I’m pretty sure we all fiddled through our channels Monday night, going back and forth on the Grammys 2016. But, I guaranteed we put our remotes down when Kendrick Lamar performed the most powerful performance piece we’ve seen in a long time. With the perfect time of the month, Kendrick Lamar delivered a politically charged theatrical piece that influenced many as he broke free — literally.
The performance started off with Kendrick walking onto a prison stage set, dressed as an inmate along with men who trailed behind him in chains or cells. He rapped “The Blacker the Berry” and finished it by breaking free from the chains. He then staggered into African dancers as he started to spit “Alright”! The performance ended with Kendrick performing an untitled freestyle that referenced the death of Trayvon Martin’s date, as the camera chaotically captured him in various angles. Goosebumps decorated my body throughout the entire performance.

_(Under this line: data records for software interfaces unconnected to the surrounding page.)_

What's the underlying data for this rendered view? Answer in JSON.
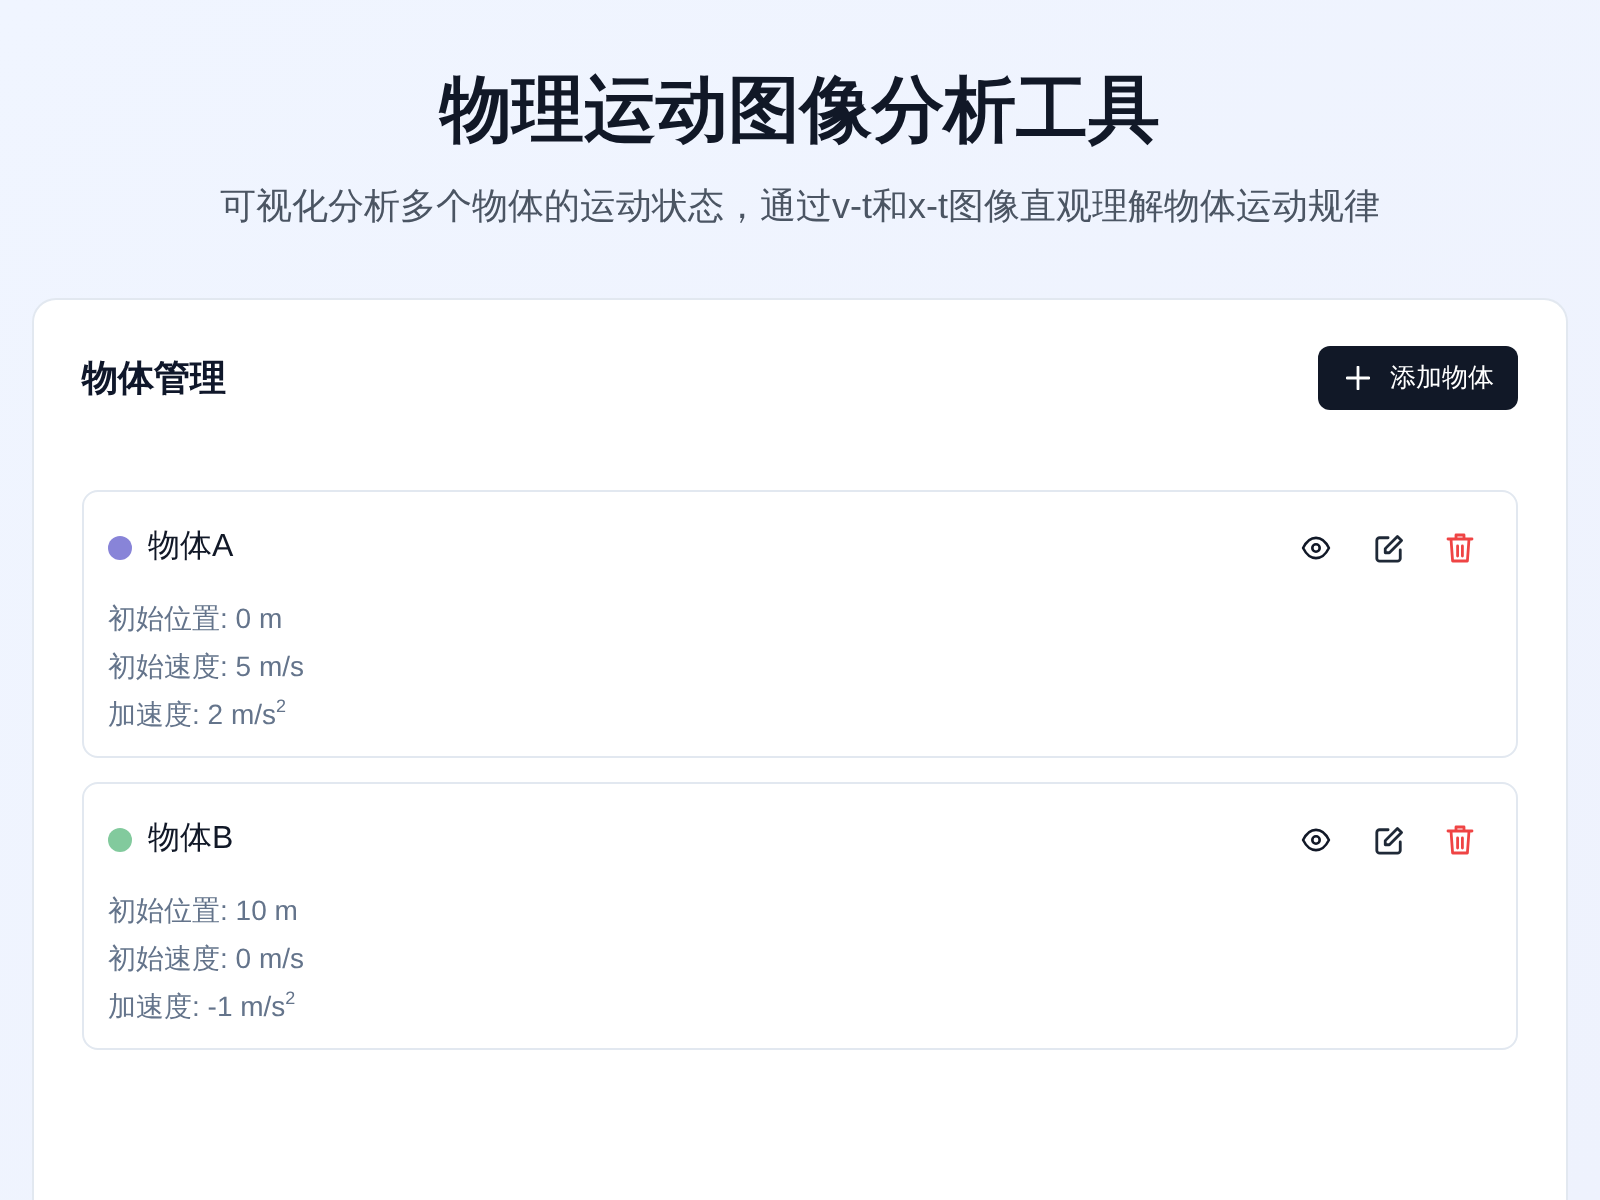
{
  "header": {
    "title": "物理运动图像分析工具",
    "subtitle": "可视化分析多个物体的运动状态，通过v-t和x-t图像直观理解物体运动规律"
  },
  "panel": {
    "title": "物体管理",
    "add_button": {
      "label": "添加物体"
    }
  },
  "objects": [
    {
      "name": "物体A",
      "color": "#8884d8",
      "details": [
        "初始位置: 0 m",
        "初始速度: 5 m/s",
        "加速度: 2 m/s$^{2}$"
      ]
    },
    {
      "name": "物体B",
      "color": "#82ca9d",
      "details": [
        "初始位置: 10 m",
        "初始速度: 0 m/s",
        "加速度: -1 m/s$^{2}$"
      ]
    }
  ]
}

But of course with the good, comes the bad. As good as the album and performance were, Kendrick didn’t get the recognition we hoped. Apparently, a few viewers were confused by the performance. His fans clarified the confusion by highlighting the discomfort White America felt during and after the performance. On the other hand, White America was indeed unsettled as they tweeted about the “terrible racist” performance.

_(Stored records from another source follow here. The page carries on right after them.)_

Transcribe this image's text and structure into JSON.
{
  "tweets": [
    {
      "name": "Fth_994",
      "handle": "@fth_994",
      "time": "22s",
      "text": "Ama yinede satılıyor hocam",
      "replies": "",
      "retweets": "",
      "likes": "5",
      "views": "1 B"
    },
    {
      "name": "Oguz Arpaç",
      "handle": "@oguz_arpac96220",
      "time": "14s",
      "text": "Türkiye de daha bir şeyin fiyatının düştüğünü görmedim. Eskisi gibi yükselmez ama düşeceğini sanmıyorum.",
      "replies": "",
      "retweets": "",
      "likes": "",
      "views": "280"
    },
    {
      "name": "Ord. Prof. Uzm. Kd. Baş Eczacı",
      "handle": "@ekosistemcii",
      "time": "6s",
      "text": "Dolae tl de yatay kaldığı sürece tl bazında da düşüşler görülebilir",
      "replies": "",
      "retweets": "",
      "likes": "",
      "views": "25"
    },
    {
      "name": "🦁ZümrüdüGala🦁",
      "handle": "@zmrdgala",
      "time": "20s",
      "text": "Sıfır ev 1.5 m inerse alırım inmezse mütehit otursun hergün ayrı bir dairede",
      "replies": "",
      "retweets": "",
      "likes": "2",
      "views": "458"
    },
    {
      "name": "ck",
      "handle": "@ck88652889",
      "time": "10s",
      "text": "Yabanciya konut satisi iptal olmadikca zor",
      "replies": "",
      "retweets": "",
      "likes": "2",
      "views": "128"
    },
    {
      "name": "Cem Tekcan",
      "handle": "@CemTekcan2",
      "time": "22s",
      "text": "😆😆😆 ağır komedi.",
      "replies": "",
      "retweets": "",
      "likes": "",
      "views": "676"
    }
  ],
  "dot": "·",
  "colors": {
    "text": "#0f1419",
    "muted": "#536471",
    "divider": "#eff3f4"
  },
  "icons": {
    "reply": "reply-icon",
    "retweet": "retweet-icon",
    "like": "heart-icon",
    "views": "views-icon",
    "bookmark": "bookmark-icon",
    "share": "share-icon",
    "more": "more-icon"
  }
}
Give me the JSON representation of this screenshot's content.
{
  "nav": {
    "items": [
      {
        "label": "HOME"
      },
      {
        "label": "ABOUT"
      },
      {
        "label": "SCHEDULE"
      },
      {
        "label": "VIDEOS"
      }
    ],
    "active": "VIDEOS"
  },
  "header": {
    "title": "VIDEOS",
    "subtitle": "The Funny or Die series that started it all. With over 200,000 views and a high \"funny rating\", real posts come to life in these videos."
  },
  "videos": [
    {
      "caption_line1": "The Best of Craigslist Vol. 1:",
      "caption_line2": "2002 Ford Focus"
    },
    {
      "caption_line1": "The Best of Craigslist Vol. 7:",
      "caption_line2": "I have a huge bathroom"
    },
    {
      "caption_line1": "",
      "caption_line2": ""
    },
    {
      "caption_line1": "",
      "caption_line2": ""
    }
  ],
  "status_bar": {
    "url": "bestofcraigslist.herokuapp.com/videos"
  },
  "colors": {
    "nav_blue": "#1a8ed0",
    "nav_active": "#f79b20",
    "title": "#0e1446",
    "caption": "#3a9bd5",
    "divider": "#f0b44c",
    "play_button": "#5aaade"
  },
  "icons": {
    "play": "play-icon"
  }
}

The producer of the Grammy Awards, Ken Enrlich released a statement, which in my opinion was to ease the negative comments and to cover up possible allegations of the awards being bias towards Hip Hop artists due to ratings.[It is rumored that most Award Shows limit Hip Hop awards/performances so they can maintain their ratings] “All forms of our contemporary music are rooted in African American culture; they’re rooted in black music, they’re rooted in the blues, they’re rooted in reggae… I don’t think we face the same set of criticisms that other artistic disciplines do.” Enrlich states. In other words, he acknowledges the effect Hip Hop has consulted in the music industry, so of course it’ll be a part of the Grammy’s. So let’s not fuss or compare the Grammys to The Oscars. Unfortunately, it’s hard not to criticize the Grammys and question why Kendrick only took home five trophies from the 11 nominations, including not winning album of the year; better yet, not to question why it’s rare to reward Hip Hop artists who were nominated in the “Best Album of the year” category. It’s clear, The Grammys prize conservatism over innovation.

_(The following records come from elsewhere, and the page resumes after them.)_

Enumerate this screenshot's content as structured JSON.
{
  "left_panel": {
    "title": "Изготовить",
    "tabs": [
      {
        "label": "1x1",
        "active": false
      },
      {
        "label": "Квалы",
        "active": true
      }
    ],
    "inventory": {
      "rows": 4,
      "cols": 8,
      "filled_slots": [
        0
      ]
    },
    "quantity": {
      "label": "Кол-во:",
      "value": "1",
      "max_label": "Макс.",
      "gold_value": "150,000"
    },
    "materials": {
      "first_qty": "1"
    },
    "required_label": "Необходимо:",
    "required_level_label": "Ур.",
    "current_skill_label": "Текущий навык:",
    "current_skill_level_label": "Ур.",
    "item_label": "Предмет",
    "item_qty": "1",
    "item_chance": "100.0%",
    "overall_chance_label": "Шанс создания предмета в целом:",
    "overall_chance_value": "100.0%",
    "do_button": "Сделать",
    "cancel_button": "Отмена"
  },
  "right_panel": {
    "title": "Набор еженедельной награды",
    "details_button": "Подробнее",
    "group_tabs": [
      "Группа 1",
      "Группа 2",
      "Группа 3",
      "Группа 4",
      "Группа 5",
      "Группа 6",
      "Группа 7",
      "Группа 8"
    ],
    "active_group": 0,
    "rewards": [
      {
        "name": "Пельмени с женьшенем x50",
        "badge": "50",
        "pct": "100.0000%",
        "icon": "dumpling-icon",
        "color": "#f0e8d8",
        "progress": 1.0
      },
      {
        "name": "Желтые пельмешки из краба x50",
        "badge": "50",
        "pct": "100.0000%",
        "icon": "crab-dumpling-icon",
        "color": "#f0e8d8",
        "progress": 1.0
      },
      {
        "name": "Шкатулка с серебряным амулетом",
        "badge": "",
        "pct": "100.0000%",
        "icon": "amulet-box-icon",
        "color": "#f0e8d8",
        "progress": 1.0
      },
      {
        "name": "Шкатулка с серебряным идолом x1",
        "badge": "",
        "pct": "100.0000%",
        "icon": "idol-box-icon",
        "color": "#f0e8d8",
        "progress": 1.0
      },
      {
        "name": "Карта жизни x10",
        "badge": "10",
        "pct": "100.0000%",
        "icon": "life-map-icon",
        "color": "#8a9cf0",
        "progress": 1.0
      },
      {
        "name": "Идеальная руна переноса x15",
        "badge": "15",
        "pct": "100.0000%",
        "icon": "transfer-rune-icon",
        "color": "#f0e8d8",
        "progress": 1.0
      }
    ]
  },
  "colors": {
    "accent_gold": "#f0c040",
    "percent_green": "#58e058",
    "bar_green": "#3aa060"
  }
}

With that being said, it’s still refreshing to see the impact Kendrick’s album and performance left behind. Along with Beyonce’s “formation” performance at the Super Bowl XLIX, I must say they are perfect performances that conveyed unapologetic black pride for this year’s Black History month.